Infinite Wealth Brings the Heat With Intense, Satisfying Combat
A standout difference between Infinite Wealth and the first Like a Dragon was RGG’s elevated approach to the turn-based combat system. They wove more of their previous brawler combat into it, while also giving the player additional movement and capability of timing their attacks to deal the most damage. Now, a player can move around in a small area, potentially closing the distance with a target to deal additional damage, or they might even be able to grab a nearby object to unleash even more attacks against multiple targets rather than just one.
These might seem like simple additions, but they stack up as you take on Infinite Wealth’s more complicated encounters. You begin to feel this as you take on the outrageous Jobs – a character’s classes in Infinite Wealth – and use those in sync with each other. There’s a deeper level of understanding that you have to go through for them all to fit together, and it never takes away from the experience of fighting a bunch of thugs on the street as they become wacky iterations of enemies you might encounter in a traditional open-world RPG. However, these small battles can become tedious due to how frequently they occur when you’re running between main and side stories.
Infinite Wealth does a much better job preparing you for tougher fights than Yakuza: Like a Dragon.

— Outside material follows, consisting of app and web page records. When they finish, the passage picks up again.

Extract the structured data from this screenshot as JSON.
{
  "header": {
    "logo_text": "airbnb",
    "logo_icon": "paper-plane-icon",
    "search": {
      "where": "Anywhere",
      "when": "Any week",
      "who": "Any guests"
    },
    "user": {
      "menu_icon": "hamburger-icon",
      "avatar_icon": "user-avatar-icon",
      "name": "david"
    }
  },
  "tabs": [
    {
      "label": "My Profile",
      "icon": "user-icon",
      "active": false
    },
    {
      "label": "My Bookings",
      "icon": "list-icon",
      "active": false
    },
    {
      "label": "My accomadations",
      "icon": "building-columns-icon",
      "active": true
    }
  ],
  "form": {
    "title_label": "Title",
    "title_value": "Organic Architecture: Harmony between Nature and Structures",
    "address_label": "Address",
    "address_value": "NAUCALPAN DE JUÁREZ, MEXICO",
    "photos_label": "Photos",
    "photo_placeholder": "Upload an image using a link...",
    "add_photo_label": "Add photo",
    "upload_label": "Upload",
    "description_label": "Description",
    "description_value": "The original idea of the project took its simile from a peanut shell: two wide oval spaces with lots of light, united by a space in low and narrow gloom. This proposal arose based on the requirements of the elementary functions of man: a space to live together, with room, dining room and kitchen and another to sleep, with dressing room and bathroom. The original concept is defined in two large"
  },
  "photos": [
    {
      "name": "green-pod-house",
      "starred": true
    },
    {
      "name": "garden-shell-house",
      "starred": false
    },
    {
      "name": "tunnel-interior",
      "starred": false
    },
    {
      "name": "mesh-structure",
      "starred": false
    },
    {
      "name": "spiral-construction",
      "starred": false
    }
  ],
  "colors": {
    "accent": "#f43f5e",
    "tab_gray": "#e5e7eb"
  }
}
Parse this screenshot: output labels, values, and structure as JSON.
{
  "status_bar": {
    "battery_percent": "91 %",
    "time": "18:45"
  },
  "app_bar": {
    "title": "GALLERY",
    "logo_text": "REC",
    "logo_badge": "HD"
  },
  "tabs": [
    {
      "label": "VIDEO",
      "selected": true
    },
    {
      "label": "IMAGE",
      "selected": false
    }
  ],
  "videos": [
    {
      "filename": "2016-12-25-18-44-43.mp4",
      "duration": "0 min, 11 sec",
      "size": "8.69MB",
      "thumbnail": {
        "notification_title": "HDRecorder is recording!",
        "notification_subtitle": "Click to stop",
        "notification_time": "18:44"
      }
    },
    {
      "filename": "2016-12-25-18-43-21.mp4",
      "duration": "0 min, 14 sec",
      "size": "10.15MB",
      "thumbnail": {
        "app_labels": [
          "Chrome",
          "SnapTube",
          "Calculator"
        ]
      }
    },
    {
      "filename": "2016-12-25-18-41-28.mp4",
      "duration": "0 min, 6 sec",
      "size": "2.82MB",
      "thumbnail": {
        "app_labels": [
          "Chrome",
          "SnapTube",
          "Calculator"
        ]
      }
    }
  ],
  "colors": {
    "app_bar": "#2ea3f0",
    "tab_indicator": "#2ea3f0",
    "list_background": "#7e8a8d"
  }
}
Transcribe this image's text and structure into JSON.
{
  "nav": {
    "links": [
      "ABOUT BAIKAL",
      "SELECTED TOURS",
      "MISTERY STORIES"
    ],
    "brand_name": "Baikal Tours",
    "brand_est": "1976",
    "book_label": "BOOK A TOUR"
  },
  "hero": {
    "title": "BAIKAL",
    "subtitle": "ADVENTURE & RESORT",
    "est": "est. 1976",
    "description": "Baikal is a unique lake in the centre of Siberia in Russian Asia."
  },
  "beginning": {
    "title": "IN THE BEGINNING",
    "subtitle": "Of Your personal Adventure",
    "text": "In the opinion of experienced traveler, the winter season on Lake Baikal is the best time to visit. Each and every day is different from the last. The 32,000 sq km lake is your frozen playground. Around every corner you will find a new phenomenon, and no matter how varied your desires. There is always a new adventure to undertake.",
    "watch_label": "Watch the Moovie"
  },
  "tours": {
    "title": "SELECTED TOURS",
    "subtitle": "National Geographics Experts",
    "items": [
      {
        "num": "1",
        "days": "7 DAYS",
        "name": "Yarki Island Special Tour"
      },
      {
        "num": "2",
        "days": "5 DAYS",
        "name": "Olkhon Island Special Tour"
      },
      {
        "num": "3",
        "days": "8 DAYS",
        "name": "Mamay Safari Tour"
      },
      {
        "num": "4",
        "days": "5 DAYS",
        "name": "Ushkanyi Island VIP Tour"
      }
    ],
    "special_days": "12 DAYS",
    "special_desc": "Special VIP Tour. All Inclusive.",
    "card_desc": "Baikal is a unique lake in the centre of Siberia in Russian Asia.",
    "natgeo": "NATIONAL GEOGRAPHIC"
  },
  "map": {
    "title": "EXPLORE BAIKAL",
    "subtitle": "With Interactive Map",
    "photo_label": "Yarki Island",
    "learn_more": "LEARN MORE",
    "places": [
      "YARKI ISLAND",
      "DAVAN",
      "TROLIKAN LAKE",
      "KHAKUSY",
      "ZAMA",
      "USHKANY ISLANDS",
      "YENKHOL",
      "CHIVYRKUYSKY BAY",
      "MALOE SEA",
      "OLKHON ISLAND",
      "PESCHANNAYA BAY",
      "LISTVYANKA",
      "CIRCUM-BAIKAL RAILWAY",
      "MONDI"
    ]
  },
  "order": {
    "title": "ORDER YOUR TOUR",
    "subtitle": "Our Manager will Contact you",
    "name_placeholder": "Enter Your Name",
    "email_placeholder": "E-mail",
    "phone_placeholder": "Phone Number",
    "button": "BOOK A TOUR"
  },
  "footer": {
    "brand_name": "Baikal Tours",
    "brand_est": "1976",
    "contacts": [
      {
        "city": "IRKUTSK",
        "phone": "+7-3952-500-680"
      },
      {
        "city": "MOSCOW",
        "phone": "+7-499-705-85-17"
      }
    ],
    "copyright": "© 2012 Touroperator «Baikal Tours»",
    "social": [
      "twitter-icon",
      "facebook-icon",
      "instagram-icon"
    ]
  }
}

There were portions of the game where a notification appeared on the screen, double-checking to ensure my team was ready for the next challenge. There were times that I had to go out and purchase more gear or gain a level or two, but nothing substantial to the point where I was spending hours grinding away on enemies or random activities to raise my party’s level.
Like a Dragon: Infinite Wealth warmed my heart with its enriching adventure and wonderful side content that had me feeling a range of emotions, from delighted to somber to hearty laughter. Although the main plot had a few bumps in the road for Kasuga and Kiryu, RGG adds another successful adventure to their lovely series, and it was great to spend time with this rambunctious crew once again.
With the phenomenal improvements to Infinite Wealth’s combat, I look forward to seeing what RGG Studio does with the next title and what they take from this rewarding experience. The team experimented with ridiculous stories and content while in Honolulu, making me even more excited for where Kasuga will go next.
9 / 10
|+ A rewarding main plotline with a phenomenal cast
|+ Enriching combat with challenging encounters without the worry of having too many worries of grinding
|+ Comedic side stories that offered a range of emotions alongside an impactful main plot
|– Main story stumbles a few times that could have been cut or didn’t quite land the way it should have for the larger tale
Gamepur received a copy for the purpose of this review.